The nearest Saturday to Midsummer’s Day is Pixie Day in Ottery St Mary, where school children dressed as Pixies re-enact a legendary tale in which the local fairies tried to silence the church bells before retreating to their cave for another year.
There is a tradition dating back to the 17th century in Ottery St Mary, where tar soaked barrels lighted and carried through the Devonshire town. Only those who are born and lived within the town are eligible to carry one of the seventeen barrels which begin their journey from outside the local pubs.
The gyst-ale, or guising feast, was an annual festival of the town of Ashton-under-Lyne. It appears from the rental of Sir John de Assheton, compiled a.d. 1422, that a sum of twenty shillings was paid to him as lord of the manor for the privilege of holding this feast by its then conductors.
In 1911, the following description of this ancient Ashton custom appeared in A History of the County of Lancaster: Volume 4.
As far as I am aware Rochdale no longer celebrates the Rush Bearing festival, though nearby Littleborough revived theirs in 1991 and continue to celebrate it each year.
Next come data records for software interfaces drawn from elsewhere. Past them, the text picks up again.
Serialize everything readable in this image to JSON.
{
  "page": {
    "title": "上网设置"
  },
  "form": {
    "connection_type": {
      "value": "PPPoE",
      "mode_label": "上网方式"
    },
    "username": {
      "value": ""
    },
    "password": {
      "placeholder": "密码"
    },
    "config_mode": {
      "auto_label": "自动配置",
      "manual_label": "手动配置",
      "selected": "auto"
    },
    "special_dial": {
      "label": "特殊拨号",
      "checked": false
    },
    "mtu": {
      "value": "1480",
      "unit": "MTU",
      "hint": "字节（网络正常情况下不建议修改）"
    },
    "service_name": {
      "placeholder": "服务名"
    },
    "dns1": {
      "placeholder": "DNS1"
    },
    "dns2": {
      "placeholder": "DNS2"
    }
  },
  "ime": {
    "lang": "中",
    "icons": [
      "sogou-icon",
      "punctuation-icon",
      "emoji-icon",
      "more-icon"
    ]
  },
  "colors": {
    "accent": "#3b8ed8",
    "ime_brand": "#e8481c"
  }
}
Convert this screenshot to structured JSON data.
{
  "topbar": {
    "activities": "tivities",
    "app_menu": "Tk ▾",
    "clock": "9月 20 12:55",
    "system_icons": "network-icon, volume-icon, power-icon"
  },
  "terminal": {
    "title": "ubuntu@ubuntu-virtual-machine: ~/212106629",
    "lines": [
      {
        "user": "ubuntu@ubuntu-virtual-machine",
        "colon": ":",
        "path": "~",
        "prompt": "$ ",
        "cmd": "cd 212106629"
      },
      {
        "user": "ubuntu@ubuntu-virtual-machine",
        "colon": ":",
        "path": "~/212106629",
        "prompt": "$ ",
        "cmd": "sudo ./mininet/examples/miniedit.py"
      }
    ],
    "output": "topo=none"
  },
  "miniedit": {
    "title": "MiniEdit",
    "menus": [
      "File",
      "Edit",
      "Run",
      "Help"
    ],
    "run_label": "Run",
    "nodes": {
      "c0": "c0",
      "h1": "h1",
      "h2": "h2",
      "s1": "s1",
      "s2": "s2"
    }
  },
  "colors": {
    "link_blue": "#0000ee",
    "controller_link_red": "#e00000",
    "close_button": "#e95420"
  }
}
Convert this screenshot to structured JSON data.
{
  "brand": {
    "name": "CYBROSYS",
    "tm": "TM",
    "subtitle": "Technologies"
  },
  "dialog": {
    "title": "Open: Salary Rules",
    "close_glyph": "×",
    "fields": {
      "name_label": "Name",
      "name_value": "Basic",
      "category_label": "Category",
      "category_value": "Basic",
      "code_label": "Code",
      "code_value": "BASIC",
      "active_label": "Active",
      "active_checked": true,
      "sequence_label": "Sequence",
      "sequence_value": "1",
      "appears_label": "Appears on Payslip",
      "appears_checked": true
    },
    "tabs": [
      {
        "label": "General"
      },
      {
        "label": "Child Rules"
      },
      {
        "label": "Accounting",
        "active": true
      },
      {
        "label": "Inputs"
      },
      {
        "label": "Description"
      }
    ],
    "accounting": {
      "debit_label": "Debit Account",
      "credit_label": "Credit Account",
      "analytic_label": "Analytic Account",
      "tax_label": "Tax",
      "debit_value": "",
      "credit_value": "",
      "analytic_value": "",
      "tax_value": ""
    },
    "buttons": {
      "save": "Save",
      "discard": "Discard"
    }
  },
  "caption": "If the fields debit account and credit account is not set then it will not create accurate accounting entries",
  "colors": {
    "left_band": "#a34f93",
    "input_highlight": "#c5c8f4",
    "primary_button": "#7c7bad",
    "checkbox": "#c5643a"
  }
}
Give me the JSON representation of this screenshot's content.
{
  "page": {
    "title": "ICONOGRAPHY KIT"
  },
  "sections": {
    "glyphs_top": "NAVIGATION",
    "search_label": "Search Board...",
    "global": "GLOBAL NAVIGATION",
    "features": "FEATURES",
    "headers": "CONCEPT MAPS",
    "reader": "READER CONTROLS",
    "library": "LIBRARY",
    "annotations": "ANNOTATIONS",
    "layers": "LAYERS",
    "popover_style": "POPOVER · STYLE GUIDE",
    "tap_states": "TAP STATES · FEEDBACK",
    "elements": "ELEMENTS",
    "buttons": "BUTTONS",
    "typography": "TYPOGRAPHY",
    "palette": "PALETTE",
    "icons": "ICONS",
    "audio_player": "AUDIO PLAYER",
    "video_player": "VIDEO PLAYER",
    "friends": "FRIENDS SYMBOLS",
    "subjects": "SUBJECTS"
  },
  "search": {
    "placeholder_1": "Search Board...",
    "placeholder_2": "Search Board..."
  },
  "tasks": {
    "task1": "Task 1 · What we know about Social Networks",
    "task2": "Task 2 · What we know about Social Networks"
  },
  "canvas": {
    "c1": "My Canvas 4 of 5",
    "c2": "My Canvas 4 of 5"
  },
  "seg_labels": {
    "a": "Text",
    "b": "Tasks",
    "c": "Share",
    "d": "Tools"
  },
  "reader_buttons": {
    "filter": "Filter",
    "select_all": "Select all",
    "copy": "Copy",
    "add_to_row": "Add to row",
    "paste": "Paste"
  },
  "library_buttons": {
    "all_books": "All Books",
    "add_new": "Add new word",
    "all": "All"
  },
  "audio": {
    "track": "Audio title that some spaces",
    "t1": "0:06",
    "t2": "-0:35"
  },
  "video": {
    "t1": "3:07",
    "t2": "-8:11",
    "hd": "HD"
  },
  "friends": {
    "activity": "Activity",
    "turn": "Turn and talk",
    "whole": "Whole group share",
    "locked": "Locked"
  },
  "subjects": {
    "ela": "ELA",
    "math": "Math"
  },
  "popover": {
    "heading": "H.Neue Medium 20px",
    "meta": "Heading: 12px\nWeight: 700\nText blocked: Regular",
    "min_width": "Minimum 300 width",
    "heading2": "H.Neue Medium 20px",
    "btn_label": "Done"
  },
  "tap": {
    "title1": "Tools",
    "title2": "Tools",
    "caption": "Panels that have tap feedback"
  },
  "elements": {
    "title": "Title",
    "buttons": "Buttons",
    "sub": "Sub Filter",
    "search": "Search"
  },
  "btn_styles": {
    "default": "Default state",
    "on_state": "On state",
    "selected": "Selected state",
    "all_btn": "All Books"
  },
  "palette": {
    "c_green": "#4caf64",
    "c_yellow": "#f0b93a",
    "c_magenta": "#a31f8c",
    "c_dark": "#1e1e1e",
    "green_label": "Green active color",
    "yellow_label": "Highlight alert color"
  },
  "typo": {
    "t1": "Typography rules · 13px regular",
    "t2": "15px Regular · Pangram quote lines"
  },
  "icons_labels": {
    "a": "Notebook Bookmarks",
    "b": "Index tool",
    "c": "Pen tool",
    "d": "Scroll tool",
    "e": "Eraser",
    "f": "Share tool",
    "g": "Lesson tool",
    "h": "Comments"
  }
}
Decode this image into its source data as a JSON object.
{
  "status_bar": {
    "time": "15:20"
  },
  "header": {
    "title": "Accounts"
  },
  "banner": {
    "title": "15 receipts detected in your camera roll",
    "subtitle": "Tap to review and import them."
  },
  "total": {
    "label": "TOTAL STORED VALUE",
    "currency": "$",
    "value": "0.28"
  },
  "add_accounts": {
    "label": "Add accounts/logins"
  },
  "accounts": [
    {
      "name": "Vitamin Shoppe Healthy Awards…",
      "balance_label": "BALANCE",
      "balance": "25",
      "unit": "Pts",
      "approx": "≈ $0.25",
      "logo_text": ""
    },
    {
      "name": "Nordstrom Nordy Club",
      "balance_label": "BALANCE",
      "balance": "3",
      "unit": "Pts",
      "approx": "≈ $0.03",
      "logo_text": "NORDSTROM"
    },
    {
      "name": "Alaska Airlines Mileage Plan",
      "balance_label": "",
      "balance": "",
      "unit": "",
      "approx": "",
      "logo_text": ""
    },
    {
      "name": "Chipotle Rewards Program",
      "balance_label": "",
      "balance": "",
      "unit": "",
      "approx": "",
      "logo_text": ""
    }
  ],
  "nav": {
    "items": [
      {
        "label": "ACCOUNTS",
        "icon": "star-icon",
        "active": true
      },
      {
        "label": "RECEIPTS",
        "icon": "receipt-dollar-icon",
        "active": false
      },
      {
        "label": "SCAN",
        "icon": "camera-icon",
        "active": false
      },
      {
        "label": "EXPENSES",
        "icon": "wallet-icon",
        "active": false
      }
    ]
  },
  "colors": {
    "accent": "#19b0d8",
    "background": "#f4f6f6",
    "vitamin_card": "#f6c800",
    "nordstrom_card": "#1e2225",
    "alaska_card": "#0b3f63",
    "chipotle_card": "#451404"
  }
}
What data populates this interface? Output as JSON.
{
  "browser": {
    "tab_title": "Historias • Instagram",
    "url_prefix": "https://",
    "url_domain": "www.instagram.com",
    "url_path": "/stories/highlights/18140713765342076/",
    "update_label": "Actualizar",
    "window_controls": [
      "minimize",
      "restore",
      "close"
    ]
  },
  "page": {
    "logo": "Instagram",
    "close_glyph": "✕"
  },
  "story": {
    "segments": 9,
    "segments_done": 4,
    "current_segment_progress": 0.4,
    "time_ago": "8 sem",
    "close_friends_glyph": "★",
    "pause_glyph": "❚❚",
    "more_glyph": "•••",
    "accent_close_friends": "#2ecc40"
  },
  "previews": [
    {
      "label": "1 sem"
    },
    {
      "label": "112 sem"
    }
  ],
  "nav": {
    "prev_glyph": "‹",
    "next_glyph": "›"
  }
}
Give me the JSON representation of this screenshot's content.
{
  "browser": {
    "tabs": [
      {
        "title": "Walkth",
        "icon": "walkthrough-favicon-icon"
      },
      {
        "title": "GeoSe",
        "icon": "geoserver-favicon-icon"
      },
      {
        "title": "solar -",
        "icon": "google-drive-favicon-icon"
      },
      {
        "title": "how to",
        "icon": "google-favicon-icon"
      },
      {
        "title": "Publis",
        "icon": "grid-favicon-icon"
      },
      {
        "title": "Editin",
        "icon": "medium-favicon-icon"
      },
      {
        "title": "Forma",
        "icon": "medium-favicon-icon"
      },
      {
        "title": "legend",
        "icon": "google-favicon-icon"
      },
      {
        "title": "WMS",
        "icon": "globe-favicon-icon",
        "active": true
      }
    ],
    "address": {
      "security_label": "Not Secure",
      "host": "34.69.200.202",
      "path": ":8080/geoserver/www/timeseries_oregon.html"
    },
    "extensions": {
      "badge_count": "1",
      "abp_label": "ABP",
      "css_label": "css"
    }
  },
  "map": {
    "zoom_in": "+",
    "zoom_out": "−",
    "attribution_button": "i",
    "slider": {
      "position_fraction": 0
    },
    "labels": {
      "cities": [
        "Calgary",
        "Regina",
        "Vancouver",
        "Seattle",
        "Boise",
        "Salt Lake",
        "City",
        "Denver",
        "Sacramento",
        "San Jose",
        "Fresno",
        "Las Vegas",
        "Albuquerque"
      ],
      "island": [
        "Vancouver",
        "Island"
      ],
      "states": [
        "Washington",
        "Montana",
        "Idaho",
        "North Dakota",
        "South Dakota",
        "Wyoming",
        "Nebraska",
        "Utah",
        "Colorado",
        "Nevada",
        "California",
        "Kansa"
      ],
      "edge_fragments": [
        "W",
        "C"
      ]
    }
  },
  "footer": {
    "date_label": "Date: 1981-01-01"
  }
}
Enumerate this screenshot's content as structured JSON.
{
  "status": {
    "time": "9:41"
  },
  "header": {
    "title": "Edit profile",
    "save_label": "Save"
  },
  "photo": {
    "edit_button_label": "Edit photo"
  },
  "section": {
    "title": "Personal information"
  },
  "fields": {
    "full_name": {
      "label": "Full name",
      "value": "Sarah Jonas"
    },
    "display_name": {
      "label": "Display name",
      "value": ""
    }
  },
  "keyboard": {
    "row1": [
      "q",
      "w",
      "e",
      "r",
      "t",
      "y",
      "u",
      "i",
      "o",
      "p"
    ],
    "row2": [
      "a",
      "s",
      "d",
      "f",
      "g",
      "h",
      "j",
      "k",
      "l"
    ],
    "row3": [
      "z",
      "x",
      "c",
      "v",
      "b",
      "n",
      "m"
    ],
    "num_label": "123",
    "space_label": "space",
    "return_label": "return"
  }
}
Below is description of how Rochdale and its Rush-Bearing from Lancashire Legends (1873) by John Harland & T T Wilkinson.
Rushbearing dates back to the middle ages and is a festival where rushes were collected to be strewn out over the floors of churches, back when the floors were just earthen. The tradition died off when church floors started to be flagged by the 19th century, though in some villages and towns it was revived as a folk custom.
Cobs and knops were hobgoblins, much feared. They were originally demon horses, and it is clear that belief in them remained strong in Warwickshire, for in parts of the county on All Souls’ Day (2nd November) those brave enough went out carrying a simulated horse’s head covered with a sheet to frighten the timid.
[The Folklore Of Warwickshire (1976) by Roy Palmer]
Penmon is a parish found on the south-east tip of Ynys Môn (the Isle of Anglesey). Things to see here include Penmon Priory, Saint Seiriol’s Church, Saint Seiriol’s Well, a dovecote and the Penmon crosses.
Project Albion is part of one of ASSAP’s longest running and most successful research endeavours and it has been likened to a Domesday book of the paranormal. It is an attempt to record the full spectrum of anomalies, past and present, within their geographical, as well as historical, context.